→ About this task:
An exact reprint of all the records is the expected answer.

→ Entries provided:
========

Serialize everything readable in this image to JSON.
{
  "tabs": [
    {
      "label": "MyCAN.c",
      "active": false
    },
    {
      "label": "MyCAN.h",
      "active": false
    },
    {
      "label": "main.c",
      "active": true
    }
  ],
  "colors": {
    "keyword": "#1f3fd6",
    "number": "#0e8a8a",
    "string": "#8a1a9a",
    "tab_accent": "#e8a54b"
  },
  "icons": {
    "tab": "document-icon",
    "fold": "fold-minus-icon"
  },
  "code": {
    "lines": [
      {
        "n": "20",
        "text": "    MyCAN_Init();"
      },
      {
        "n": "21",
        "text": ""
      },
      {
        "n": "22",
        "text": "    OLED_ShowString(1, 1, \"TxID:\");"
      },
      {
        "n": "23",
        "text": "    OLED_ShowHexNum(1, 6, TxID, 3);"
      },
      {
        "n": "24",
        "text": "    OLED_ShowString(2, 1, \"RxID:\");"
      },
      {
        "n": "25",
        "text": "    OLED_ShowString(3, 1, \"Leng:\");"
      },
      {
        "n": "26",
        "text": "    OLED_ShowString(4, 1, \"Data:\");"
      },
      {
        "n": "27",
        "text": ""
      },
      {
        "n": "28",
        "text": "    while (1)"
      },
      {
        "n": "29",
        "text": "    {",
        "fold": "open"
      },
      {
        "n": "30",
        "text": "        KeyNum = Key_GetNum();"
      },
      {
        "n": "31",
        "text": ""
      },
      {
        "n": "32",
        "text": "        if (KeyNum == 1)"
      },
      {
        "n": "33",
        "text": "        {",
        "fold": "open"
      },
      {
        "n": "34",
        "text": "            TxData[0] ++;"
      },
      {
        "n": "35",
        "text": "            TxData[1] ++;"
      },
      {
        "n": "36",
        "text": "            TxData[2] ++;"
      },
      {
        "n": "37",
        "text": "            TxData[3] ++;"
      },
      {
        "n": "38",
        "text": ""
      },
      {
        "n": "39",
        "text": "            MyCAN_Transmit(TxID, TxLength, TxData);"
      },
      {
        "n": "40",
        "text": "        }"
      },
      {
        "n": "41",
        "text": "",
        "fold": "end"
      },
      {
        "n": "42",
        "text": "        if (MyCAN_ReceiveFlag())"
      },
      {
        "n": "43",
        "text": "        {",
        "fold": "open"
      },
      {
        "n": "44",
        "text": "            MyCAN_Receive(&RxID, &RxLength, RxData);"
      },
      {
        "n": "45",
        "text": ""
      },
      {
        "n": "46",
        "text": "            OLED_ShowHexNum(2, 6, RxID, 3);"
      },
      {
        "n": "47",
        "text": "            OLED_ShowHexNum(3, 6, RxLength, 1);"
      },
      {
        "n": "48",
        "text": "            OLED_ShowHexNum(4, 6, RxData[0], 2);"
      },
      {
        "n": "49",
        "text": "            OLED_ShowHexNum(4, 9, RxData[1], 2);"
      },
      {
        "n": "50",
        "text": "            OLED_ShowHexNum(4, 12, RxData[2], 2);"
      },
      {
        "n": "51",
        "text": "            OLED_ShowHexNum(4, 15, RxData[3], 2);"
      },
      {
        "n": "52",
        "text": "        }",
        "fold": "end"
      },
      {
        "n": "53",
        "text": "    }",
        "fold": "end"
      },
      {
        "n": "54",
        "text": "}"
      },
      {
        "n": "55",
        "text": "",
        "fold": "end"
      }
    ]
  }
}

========

→ Task response:
Serialize everything readable in this image to JSON.
{
  "tabs": [
    {
      "label": "MyCAN.c",
      "active": false
    },
    {
      "label": "MyCAN.h",
      "active": false
    },
    {
      "label": "main.c",
      "active": true
    }
  ],
  "colors": {
    "keyword": "#1f3fd6",
    "number": "#0e8a8a",
    "string": "#8a1a9a",
    "tab_accent": "#e8a54b"
  },
  "icons": {
    "tab": "document-icon",
    "fold": "fold-minus-icon"
  },
  "code": {
    "lines": [
      {
        "n": "20",
        "text": "    MyCAN_Init();"
      },
      {
        "n": "21",
        "text": ""
      },
      {
        "n": "22",
        "text": "    OLED_ShowString(1, 1, \"TxID:\");"
      },
      {
        "n": "23",
        "text": "    OLED_ShowHexNum(1, 6, TxID, 3);"
      },
      {
        "n": "24",
        "text": "    OLED_ShowString(2, 1, \"RxID:\");"
      },
      {
        "n": "25",
        "text": "    OLED_ShowString(3, 1, \"Leng:\");"
      },
      {
        "n": "26",
        "text": "    OLED_ShowString(4, 1, \"Data:\");"
      },
      {
        "n": "27",
        "text": ""
      },
      {
        "n": "28",
        "text": "    while (1)"
      },
      {
        "n": "29",
        "text": "    {",
        "fold": "open"
      },
      {
        "n": "30",
        "text": "        KeyNum = Key_GetNum();"
      },
      {
        "n": "31",
        "text": ""
      },
      {
        "n": "32",
        "text": "        if (KeyNum == 1)"
      },
      {
        "n": "33",
        "text": "        {",
        "fold": "open"
      },
      {
        "n": "34",
        "text": "            TxData[0] ++;"
      },
      {
        "n": "35",
        "text": "            TxData[1] ++;"
      },
      {
        "n": "36",
        "text": "            TxData[2] ++;"
      },
      {
        "n": "37",
        "text": "            TxData[3] ++;"
      },
      {
        "n": "38",
        "text": ""
      },
      {
        "n": "39",
        "text": "            MyCAN_Transmit(TxID, TxLength, TxData);"
      },
      {
        "n": "40",
        "text": "        }"
      },
      {
        "n": "41",
        "text": "",
        "fold": "end"
      },
      {
        "n": "42",
        "text": "        if (MyCAN_ReceiveFlag())"
      },
      {
        "n": "43",
        "text": "        {",
        "fold": "open"
      },
      {
        "n": "44",
        "text": "            MyCAN_Receive(&RxID, &RxLength, RxData);"
      },
      {
        "n": "45",
        "text": ""
      },
      {
        "n": "46",
        "text": "            OLED_ShowHexNum(2, 6, RxID, 3);"
      },
      {
        "n": "47",
        "text": "            OLED_ShowHexNum(3, 6, RxLength, 1);"
      },
      {
        "n": "48",
        "text": "            OLED_ShowHexNum(4, 6, RxData[0], 2);"
      },
      {
        "n": "49",
        "text": "            OLED_ShowHexNum(4, 9, RxData[1], 2);"
      },
      {
        "n": "50",
        "text": "            OLED_ShowHexNum(4, 12, RxData[2], 2);"
      },
      {
        "n": "51",
        "text": "            OLED_ShowHexNum(4, 15, RxData[3], 2);"
      },
      {
        "n": "52",
        "text": "        }",
        "fold": "end"
      },
      {
        "n": "53",
        "text": "    }",
        "fold": "end"
      },
      {
        "n": "54",
        "text": "}"
      },
      {
        "n": "55",
        "text": "",
        "fold": "end"
      }
    ]
  }
}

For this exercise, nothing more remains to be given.